“If only their parents knew that Montmartre is wilder and dirtier than the tinseled dance halls of the old, wild west.

What an atmosphere; what pitfalls. Everywhere the popping of corks; girls and boys on high chairs bent over bars or girls with baby faces letting strangers circle their waists on the dance floor.

“These orgies are worse than Rome. They last from sunset to dawn. They make me ask: Where is France’s reason? Where are her churches?

“It is too awful to describe, but some day there will be a reckoning and they will pay for every vile kiss which has crushed the lips of callous companions.

“Paris is like a white sepulcher, a burial place of thousands of rotted souls.

“I would love to hold a revival here and clean out the shadows from the webs where sin is driving people crazy. 

“The more I see of Paris and Montmartre, the more happy I am to be an American.

“At home at least we never liberate such commercialized deviltry.”


On Thanksgiving Day (November 29) 1928, approximated 2000 fans greeted McPherson  after her whirlwind “battle with the Devil in England and France.” During her absense, Los Angeles District Attorney Buron Fitts had subpoenaed her after allegations surfaced that she had spent over $100,000 in pay-offs while fighting felony charges connected with her alleged “kidnapping” claim. McPherson stated that she was being attacked by unknown enemies and the new charges were “the bunk.” (LAPL 00022006)

During this time, Superior Court Judge Carlos S. Hardy was being investigated for accepting a $2500 check from McPherson and her mother, Ma Kennedy, for rendering “legal services” regarding her ministry. Many had accused Hardy of accepting money in return for helping McPherson out of a jam.

Contained within the articles of Hardy’s impeachment was an allegation that he had obstructed the grand jury’s investigation into McPherson’s 1926 claim that she had been kidnapped and held for ransom following her mysterious disappearance while going for a swim at Ocean Park. A more likely scenario was that she had left Los Angeles to engage in a discreet affair with a former KFSG engineer Kenneth Ormiston. However, nothing was ever proven largely due to McPherson’s political influence and enormous following.

Although the American Bar Association expelled Hardy, the California Senate acquitted him for accepting a “free will offering” instead of a legal fee.



One last note: On September 27, 1928, three days after McPherson published her attack on Paris, a Los Angeles clergyman, Reverend Pletsch, launched an attack on her while speaking at a church in London, England.

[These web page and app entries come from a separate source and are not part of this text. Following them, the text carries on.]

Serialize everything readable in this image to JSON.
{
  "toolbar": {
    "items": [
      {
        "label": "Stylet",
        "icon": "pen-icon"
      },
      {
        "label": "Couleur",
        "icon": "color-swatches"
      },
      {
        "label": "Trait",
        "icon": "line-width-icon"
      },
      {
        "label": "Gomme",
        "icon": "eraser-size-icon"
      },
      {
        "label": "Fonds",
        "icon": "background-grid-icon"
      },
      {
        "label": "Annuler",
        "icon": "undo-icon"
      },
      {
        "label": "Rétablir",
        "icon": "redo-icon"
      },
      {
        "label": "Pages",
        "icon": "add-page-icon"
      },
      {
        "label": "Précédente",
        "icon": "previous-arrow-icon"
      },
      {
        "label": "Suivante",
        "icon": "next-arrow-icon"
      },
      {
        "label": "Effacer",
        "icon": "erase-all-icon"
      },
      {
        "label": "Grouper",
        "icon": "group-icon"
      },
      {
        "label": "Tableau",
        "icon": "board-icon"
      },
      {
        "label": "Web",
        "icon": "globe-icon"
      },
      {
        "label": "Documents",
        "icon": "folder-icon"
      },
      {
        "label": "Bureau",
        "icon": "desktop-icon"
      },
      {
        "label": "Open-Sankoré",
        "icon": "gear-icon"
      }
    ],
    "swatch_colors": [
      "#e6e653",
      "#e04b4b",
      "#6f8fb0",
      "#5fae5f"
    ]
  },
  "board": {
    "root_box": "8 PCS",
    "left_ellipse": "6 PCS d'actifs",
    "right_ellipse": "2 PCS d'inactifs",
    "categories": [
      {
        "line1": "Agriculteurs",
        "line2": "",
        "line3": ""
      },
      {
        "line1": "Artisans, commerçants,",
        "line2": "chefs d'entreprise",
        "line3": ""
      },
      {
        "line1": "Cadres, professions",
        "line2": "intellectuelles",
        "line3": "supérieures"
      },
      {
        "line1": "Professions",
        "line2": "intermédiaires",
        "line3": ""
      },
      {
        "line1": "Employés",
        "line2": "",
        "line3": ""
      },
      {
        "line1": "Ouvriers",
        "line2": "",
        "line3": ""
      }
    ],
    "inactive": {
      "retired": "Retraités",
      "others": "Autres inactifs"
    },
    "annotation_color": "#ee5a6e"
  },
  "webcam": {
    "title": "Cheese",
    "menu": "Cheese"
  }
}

“She is the twentieth century Jezebel,” Pletsch warned. “She is coming to London to chase out the devil and later pack her bag and get out first.”



Aimee Semple McPherson

McPherson leading a song during Foursquare Gospel church service. Her church was the Angelus Temple at 1100 Glendale Boulevard in Echo Park. Photo taken in 1930.


Aimee Semple McPherson King Kong

“Whether you like it or not, you’re an actress.”Charles Chaplin to McPherson

Photo: with King Kong (1933)



A gathering at the Angelus Temple Prayer Tower after hearing the news that its founder, evangelist Sister Aimee Semple McPherson, had died from an overdose of pills in Oakland, California. Photo: September 27, 1944. (LAPL 00021742) Bizarre Los Angeles

A gathering at the Angelus Temple Prayer Tower after hearing the news that McPherson, had died from an overdose of pills in Oakland, California. The cause of her death is still listed as unknown, and the church made a great effort to make sure that her death was NOT discussed as a possible suicide. The general consensus among biographers and historians was that she had accidentally overdosed. Shehe was broke at the time of death, however, with only $10,000 to her name. Photo: September 27, 1944. (LAPL 00021742)


Liked it? Take a second to support Bizarre.Los.Angeles on Patreon!
Become a patron at Patreon!

Leave a Reply

Your email address will not be published. Required fields are marked *